A related issue that seems to be given short shrift these past months is the CAFC’s recent penchant for revising their rulings, as it did in both American Axle and in The Chamberlain Group, Inc. v. Techtronic Industries Co. et al. (Fed. Cir. 2019) (hereinafter, “Chamberlain”). The revised rulings appear to be backtracking somewhat primarily due to the strong dissents.
It is submitted that American Axle and Chamberlain mark a Federal Circuit expansion of §101, which is supposed to operate as a gatekeeper. Will patentees with mechanical inventions, long held patentable generally, now be subject to §101 arguments of ineligibility based on unclaimed natural laws that all inventions at some level of abstraction operate under (e.g., physics, gravity)?
In May of 2020, The Chamberlain Group petitioned the U.S. Supreme Court, asking whether the CAFC failed to properly consider the claim(s) as a whole. Amici briefs were filed on both sides, including a joint brief between ChargePoint, Inc., having then recently lost a similar appeal to the Supreme Court, and former Chief Judge Randall Rader. Stay tuned for the outcome.

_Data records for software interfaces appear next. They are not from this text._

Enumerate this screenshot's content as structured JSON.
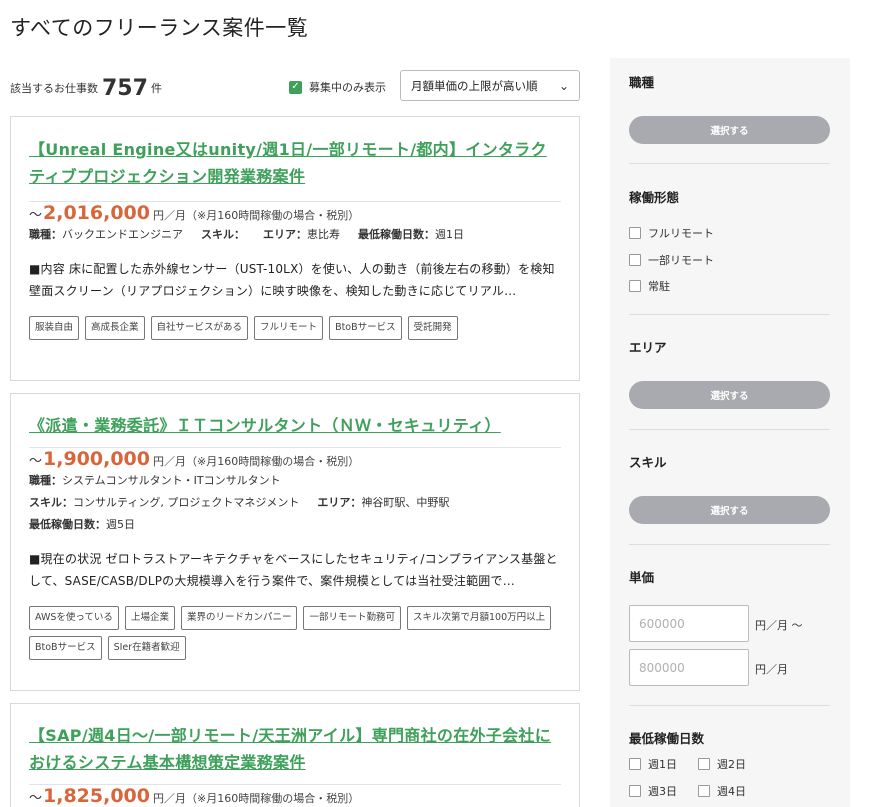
{
  "page": {
    "title": "すべてのフリーランス案件一覧"
  },
  "toolbar": {
    "count_label": "該当するお仕事数",
    "count": "757",
    "count_unit": "件",
    "recruiting_only_label": "募集中のみ表示",
    "recruiting_only_checked": true,
    "sort_selected": "月額単価の上限が高い順"
  },
  "jobs": [
    {
      "title": "【Unreal Engine又はunity/週1日/一部リモート/都内】インタラクティブプロジェクション開発業務案件",
      "price_prefix": "～",
      "price": "2,016,000",
      "price_unit": "円／月（※月160時間稼働の場合・税別）",
      "role_label": "職種：",
      "role": "バックエンドエンジニア",
      "skill_label": "スキル：",
      "skill": "",
      "area_label": "エリア：",
      "area": "恵比寿",
      "days_label": "最低稼働日数：",
      "days": "週1日",
      "description": "■内容 床に配置した赤外線センサー（UST-10LX）を使い、人の動き（前後左右の移動）を検知 壁面スクリーン（リアプロジェクション）に映す映像を、検知した動きに応じてリアル…",
      "tags": [
        "服装自由",
        "高成長企業",
        "自社サービスがある",
        "フルリモート",
        "BtoBサービス",
        "受託開発"
      ]
    },
    {
      "title": "《派遣・業務委託》ＩＴコンサルタント（ＮＷ・セキュリティ）",
      "price_prefix": "～",
      "price": "1,900,000",
      "price_unit": "円／月（※月160時間稼働の場合・税別）",
      "role_label": "職種：",
      "role": "システムコンサルタント・ITコンサルタント",
      "skill_label": "スキル：",
      "skill": "コンサルティング, プロジェクトマネジメント",
      "area_label": "エリア：",
      "area": "神谷町駅、中野駅",
      "days_label": "最低稼働日数：",
      "days": "週5日",
      "description": "■現在の状況 ゼロトラストアーキテクチャをベースにしたセキュリティ/コンプライアンス基盤として、SASE/CASB/DLPの大規模導入を行う案件で、案件規模としては当社受注範囲で…",
      "tags": [
        "AWSを使っている",
        "上場企業",
        "業界のリードカンパニー",
        "一部リモート勤務可",
        "スキル次第で月額100万円以上",
        "BtoBサービス",
        "SIer在籍者歓迎"
      ]
    },
    {
      "title": "【SAP/週4日～/一部リモート/天王洲アイル】専門商社の在外子会社におけるシステム基本構想策定業務案件",
      "price_prefix": "～",
      "price": "1,825,000",
      "price_unit": "円／月（※月160時間稼働の場合・税別）"
    }
  ],
  "sidebar": {
    "job_type": {
      "heading": "職種",
      "button": "選択する"
    },
    "work_style": {
      "heading": "稼働形態",
      "options": [
        "フルリモート",
        "一部リモート",
        "常駐"
      ]
    },
    "area": {
      "heading": "エリア",
      "button": "選択する"
    },
    "skill": {
      "heading": "スキル",
      "button": "選択する"
    },
    "price": {
      "heading": "単価",
      "min_placeholder": "600000",
      "min_unit": "円／月 ～",
      "max_placeholder": "800000",
      "max_unit": "円／月"
    },
    "min_days": {
      "heading": "最低稼働日数",
      "options": [
        "週1日",
        "週2日",
        "週3日",
        "週4日"
      ]
    }
  },
  "colors": {
    "accent": "#3ea05a",
    "price": "#d9653b",
    "sidebar_button": "#a9aab0"
  }
}
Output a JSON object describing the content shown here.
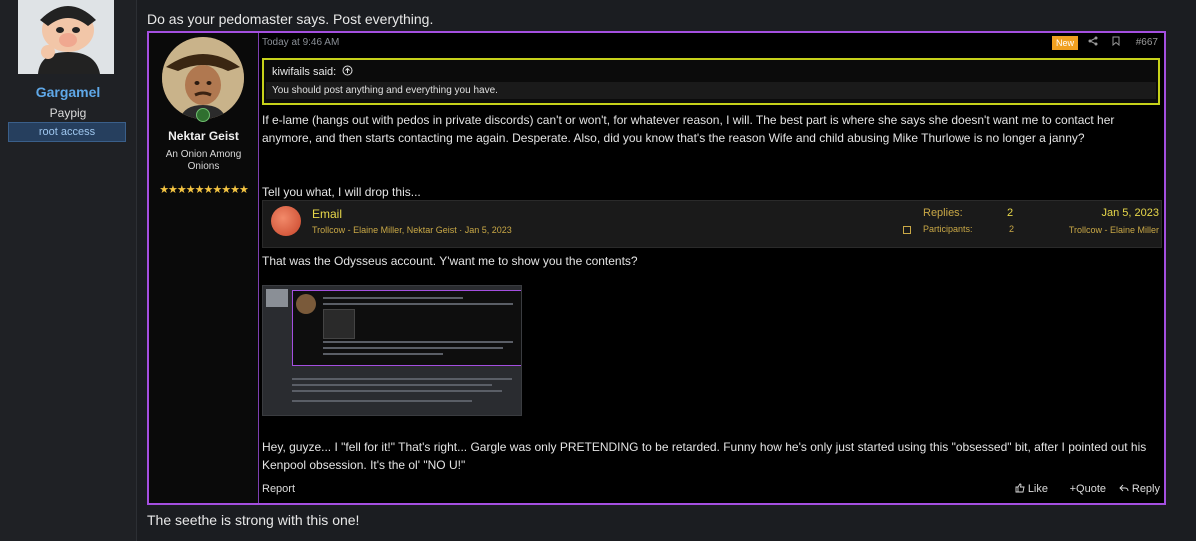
{
  "left": {
    "username": "Gargamel",
    "user_title": "Paypig",
    "banner": "root access"
  },
  "main": {
    "top_text": "Do as your pedomaster says. Post everything.",
    "bottom_text": "The seethe is strong with this one!"
  },
  "quoted_post": {
    "user": {
      "username": "Nektar Geist",
      "title": "An Onion Among Onions",
      "stars": "★★★★★★★★★★"
    },
    "date": "Today at 9:46 AM",
    "new_badge": "New",
    "post_number": "#667",
    "inner_quote": {
      "author": "kiwifails said:",
      "text": "You should post anything and everything you have."
    },
    "paragraph1": "If e-lame (hangs out with pedos in private discords) can't or won't, for whatever reason, I will. The best part is where she says she doesn't want me to contact her anymore, and then starts contacting me again. Desperate. Also, did you know that's the reason Wife and child abusing Mike Thurlowe is no longer a janny?",
    "paragraph2": "Tell you what, I will drop this...",
    "thread": {
      "title": "Email",
      "subtitle": "Trollcow - Elaine Miller, Nektar Geist · Jan 5, 2023",
      "replies_label": "Replies:",
      "replies_value": "2",
      "participants_label": "Participants:",
      "participants_value": "2",
      "last_date": "Jan 5, 2023",
      "last_forum": "Trollcow - Elaine Miller"
    },
    "paragraph3": "That was the Odysseus account. Y'want me to show you the contents?",
    "paragraph4": "Hey, guyze... I \"fell for it!\" That's right... Gargle was only PRETENDING to be retarded. Funny how he's only just started using this \"obsessed\" bit, after I pointed out his Kenpool obsession. It's the ol' \"NO U!\"",
    "footer": {
      "report": "Report",
      "like": "Like",
      "quote": "Quote",
      "reply": "Reply"
    }
  },
  "colors": {
    "accent_purple": "#a44fe0",
    "quote_border": "#c6d11a",
    "username_blue": "#5fa8e8",
    "new_badge": "#f0a020"
  },
  "icons": [
    "share-icon",
    "bookmark-icon",
    "arrow-up-icon",
    "like-icon",
    "plus-icon",
    "reply-icon",
    "online-icon"
  ]
}
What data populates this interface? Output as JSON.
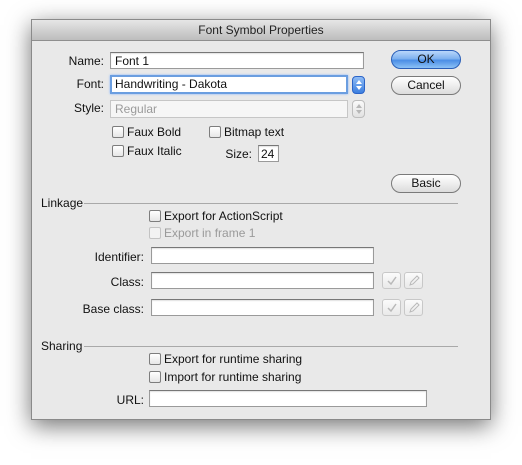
{
  "dialog": {
    "title": "Font Symbol Properties"
  },
  "form": {
    "name_label": "Name:",
    "name_value": "Font 1",
    "font_label": "Font:",
    "font_value": "Handwriting - Dakota",
    "style_label": "Style:",
    "style_value": "Regular",
    "faux_bold": {
      "label": "Faux Bold",
      "checked": false
    },
    "faux_italic": {
      "label": "Faux Italic",
      "checked": false
    },
    "bitmap_text": {
      "label": "Bitmap text",
      "checked": false
    },
    "size_label": "Size:",
    "size_value": "24"
  },
  "buttons": {
    "ok": "OK",
    "cancel": "Cancel",
    "basic": "Basic"
  },
  "linkage": {
    "title": "Linkage",
    "export_actionscript": {
      "label": "Export for ActionScript",
      "checked": false
    },
    "export_frame1": {
      "label": "Export in frame 1",
      "checked": false,
      "disabled": true
    },
    "identifier_label": "Identifier:",
    "identifier_value": "",
    "class_label": "Class:",
    "class_value": "",
    "base_class_label": "Base class:",
    "base_class_value": ""
  },
  "sharing": {
    "title": "Sharing",
    "export_runtime": {
      "label": "Export for runtime sharing",
      "checked": false
    },
    "import_runtime": {
      "label": "Import for runtime sharing",
      "checked": false
    },
    "url_label": "URL:",
    "url_value": ""
  },
  "icons": {
    "validate": "checkmark-icon",
    "edit": "pencil-icon",
    "stepper": "updown-stepper-icon"
  },
  "colors": {
    "default_button": "#4b8ee6",
    "focus_ring": "#6b9ee0"
  }
}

In summary, it does appear the CAFC is going down a questionable road with §101. However, it may still be the case (glass half full) that the Supreme Court will intervene, possibly in American Axle, which does appear to be a good candidate for correcting the CAFC path or, sadly, cementing the CAFC decisions and path in these cases.